Wind and temperature both effect your heating time and the amount of time you will have to work with the asphalt once it is heated. It takes longer to heat the asphalt if it is 30 degrees than it does if it is 70 degrees. Once the infrared heater is removed from the patch, the wind and temperature will influence how much time the crew has to complete the repair. They will need sufficient time to rake, rejuvenate, add material, lute and roll the patch before it cools off.

It is extremely important that the pavement is heated for the proper length of time. If the heater is not on long enough, the asphalt will not be softened deep enough to ensure a proper repair. If the heater is down too long, then the asphalt could burn which will ruin it. Please note that simply removing the ruined asphalt will not correct the problem. Remember that in order to ensure a seamless restoration, it is necessary to leave at least 6 inches of heated asphalt undisturbed. If that asphalt is burned then the seam will fail.


Once the heater is removed, the damaged area must be squared off and scarified. To square it off, take the back edge of a steel asphalt rake and cut into the asphalt. Push that material into the center of the repair.

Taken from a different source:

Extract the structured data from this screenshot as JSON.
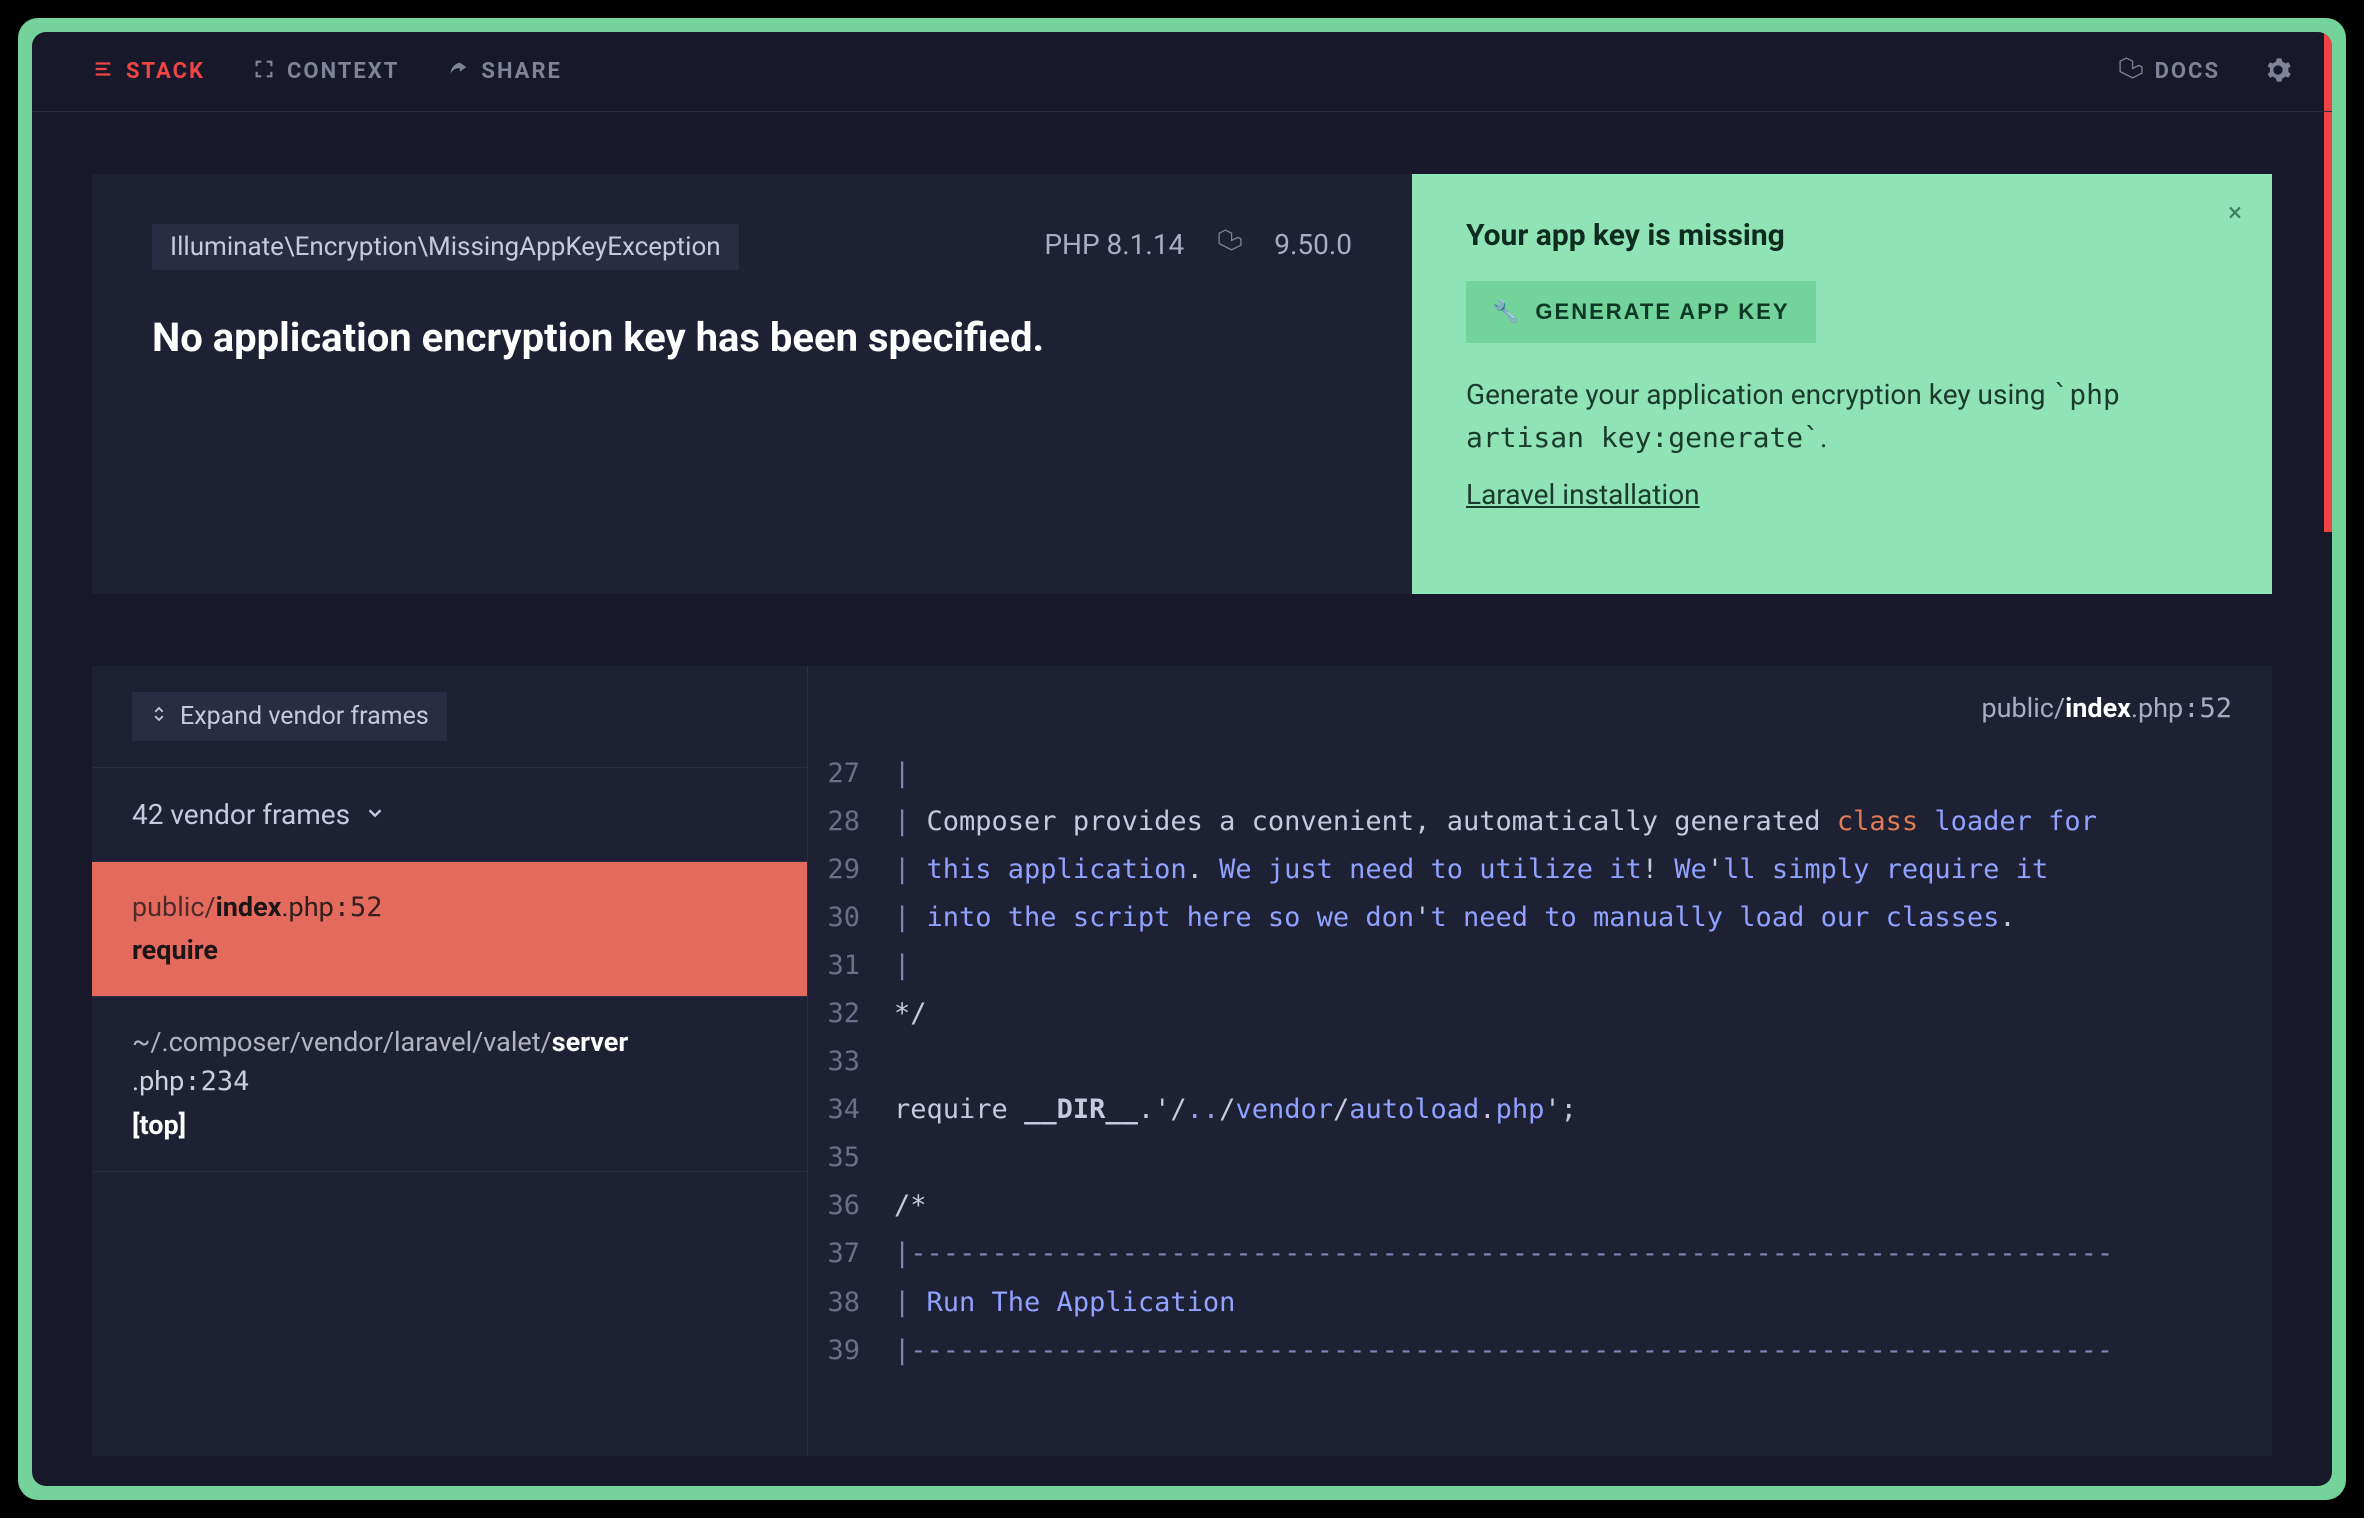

Once the outside edge is set, turn the rake over and deeply scarify the entire area. At least 2 inches of asphalt should be disturbed. Leave the area roughly level with a slight trough at the edges.


Age and sunlight cause a percentage of light oils in new asphalt to oxidize out over time. We recommend that a small amount of “maltenes” rejuvenator be applied to the existing asphalt at this time. This is not acting as a tack coat. It is simply replacing the oil that is lost from weathering.

Add maltenes recycling agent using a ratio of 1:1 with water. Distribute the solution well using a commercial grade sprayer at a rate of 8 ounces per square yard of heated area including the heated undisturbed area around the perimeter of the repair. The application should take place after the area has been scarified and just prior to the addition of new asphalt. The infrared repair contractor shall provide TDOT 411E or D mix at plant mix temperature (275-325 degrees Fahrenheit) to be added to the repair to bring the area up to grade with the existing road.

Using a good quality commercial hand sprayer, apply a light coat of the rejuvenator over the entire area, including the edges.

Add New Asphalt & Finish Raking

In order to ensure grade and a level patch, new material will need to be added to the repair. You will want to ensure that the restoration closely matches the surface texture. Determine what type of material is the original surface and what type of new material is being added. You would not want to add 3/8″ top mix to a surface made up of overlay sand mix. All hand work requires special effort to ensure that the material is not segregated with all the stone on top.

The raker determines how much asphalt is needed and the material is then wheelbarrowed from the reclaimer patch. The virgin asphalt is raked evenly throughout the patch being sure to pull this new material into the trough created around the edges. The entire patch is then luted smooth and level.


The asphalt is now ready to be compacted. We strongly recommend that a roller is used in lieu of a plate compactor. It is important to have sufficient total applied force to ensure proper compaction.

There are a number of quality single drum, vibratory walk behind rollers which do an excellent job. It is recommended that a total of at least 2,000 lbs. per square inch applied force be used. As soon as the raking is finished, begin rolling immediately.
The rolling pattern should always begin with the edges. This is to seal the seam between the repair and the existing pavement. Use approximately 2 inches of the drum to pinch the new asphalt to the existing road. After the edges are sealed, the remainder of the patch is rolled.


After the rolling is completed, you may want to dust the repair with stone dust or some other fine material. This removes any residual tackiness and allows the repair to immediately accept traffic. Sweep up any mess, pack up the tools, remove the traffic protection, and you’re finished.

Story by Jennifer Taylor


For More Information:
Kasi Infrared, visit
Marathon Equipment Inc., visit